When it was finally my turn.  Standing there all alone I had to tell myself, “You’ve got this.  You’re okay.  Heavenly Father’s here with you.  He’s heard you.  Just follow the light and you will be alright.”  Once the light became brighter, I found all of the girls at a campsite.  As I walked into it, they cheered when they saw me and we hugged each other.  This, because we had all made it.  Other leaders where there and of course, snacks.  We each shared our experience of walking in the dark, and not seeing where we were going, but trusting we would be alright.  I found out that some girls had helped and encouraged each other along the way.  We talked about how my position represented the Savior and how he let’s us go into the world; yet, when we need Him, He is there to rescue us.  It was also an exercise in staying on the right path.

(LDS Media Library, 2017)

That night, I learned more about the power of prayer and listening to the spirit. I learned about believing in others and in myself.  I learned about how uncomfortable and fearful I felt in the dark, but how wonderful I felt in the light, even peaceful.  I learned to focus

Stanfill Quote.jpg
(LDS Media Library, 2017)

on what people were doing right instead of what they were doing wrong.  I learned about how much it mattered that others were cheering you on.  I learned about love, and even though none of us knew each other in that group, we did by the end of that exercise.  But most of all, I learned that anything is possible.  That all things are possible if you believe, trust, do the right things, pray and listen, and keep going.  Because, if you follow the light, you will be alright.


Allen, B. (August, 21, 2013).  Retrieved from

Camp Gallery. (2017). Retrieved from

LDS Media Library.  (2017).  Retrieved from

LDS Media Library (2017).  Retrieved from

Reier, M. (n.d.).  As cited in Hales, R. D. (1996, November 3).  Choosing right from wrong.  Retrieved from

Published by

Cynthia Kimball Davis: Hope-based guru, writer, teacher, smoothie, gum & dog lover, family is everything, disciple, is excellent, do great things! ;)

Leave a Reply

Fill in your details below or click an icon to log in: Logo

You are commenting using your account. Log Out /  Change )
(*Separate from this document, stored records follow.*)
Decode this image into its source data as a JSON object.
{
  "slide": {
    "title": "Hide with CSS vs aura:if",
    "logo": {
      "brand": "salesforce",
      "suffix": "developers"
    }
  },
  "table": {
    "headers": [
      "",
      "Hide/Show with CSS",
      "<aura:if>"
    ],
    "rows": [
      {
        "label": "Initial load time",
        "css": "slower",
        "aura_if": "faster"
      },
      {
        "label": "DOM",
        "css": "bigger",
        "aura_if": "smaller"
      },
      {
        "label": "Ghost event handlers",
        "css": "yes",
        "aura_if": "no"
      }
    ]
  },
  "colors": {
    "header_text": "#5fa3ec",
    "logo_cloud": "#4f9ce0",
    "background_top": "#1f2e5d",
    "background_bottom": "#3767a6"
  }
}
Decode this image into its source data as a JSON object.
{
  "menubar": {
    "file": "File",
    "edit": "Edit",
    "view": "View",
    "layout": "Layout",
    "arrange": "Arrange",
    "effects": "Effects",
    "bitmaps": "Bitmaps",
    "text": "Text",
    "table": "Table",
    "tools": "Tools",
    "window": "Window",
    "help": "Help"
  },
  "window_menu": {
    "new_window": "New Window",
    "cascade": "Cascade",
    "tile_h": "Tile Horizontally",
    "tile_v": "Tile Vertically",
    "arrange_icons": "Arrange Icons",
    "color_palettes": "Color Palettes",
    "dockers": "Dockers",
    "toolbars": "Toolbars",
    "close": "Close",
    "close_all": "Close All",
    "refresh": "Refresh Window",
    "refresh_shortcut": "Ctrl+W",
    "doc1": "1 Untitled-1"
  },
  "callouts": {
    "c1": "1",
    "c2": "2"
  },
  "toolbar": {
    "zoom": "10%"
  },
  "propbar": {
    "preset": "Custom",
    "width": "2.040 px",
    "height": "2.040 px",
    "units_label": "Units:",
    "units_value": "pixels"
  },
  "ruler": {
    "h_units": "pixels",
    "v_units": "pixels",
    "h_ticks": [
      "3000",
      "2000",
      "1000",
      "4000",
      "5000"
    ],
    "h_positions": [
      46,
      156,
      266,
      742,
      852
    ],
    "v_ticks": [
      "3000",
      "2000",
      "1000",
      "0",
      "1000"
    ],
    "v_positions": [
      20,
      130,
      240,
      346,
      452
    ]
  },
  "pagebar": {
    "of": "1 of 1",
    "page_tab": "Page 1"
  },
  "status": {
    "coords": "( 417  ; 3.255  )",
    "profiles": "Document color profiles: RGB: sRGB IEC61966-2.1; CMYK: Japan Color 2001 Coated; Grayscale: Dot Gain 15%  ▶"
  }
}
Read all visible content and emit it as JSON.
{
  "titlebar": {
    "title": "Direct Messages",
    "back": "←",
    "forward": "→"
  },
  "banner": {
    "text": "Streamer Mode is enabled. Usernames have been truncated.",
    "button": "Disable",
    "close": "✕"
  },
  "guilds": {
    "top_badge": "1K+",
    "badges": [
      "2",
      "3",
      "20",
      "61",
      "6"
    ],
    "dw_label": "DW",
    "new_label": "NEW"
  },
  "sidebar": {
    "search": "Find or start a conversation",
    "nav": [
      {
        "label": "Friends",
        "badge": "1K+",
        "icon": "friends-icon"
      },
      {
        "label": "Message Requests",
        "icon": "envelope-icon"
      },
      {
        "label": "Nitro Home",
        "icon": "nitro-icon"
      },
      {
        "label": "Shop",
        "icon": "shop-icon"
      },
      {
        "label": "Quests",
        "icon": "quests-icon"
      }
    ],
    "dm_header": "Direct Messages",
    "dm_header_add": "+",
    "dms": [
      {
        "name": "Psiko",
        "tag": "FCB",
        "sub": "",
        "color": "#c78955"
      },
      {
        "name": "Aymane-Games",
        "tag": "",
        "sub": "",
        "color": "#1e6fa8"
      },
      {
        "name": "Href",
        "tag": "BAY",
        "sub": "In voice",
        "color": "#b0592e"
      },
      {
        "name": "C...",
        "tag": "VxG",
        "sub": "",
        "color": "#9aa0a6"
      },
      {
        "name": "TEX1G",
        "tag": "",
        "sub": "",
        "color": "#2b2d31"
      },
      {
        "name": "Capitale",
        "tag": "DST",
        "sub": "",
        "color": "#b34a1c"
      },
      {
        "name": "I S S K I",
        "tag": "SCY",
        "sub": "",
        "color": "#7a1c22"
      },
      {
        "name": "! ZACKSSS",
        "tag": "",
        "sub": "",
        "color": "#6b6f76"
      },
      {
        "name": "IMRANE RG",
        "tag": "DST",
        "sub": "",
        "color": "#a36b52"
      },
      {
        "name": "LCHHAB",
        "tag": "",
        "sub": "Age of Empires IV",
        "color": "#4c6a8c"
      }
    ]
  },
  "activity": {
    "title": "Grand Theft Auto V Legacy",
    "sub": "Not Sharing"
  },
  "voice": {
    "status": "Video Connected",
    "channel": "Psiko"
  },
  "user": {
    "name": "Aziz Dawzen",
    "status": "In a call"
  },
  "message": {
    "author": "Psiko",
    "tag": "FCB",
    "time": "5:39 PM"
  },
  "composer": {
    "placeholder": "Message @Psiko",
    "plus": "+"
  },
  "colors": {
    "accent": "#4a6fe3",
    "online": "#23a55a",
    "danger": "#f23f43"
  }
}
Twitter picture

You are commenting using your Twitter account. Log Out /  Change )

Facebook photo

You are commenting using your Facebook account. Log Out /  Change )

Connecting to %s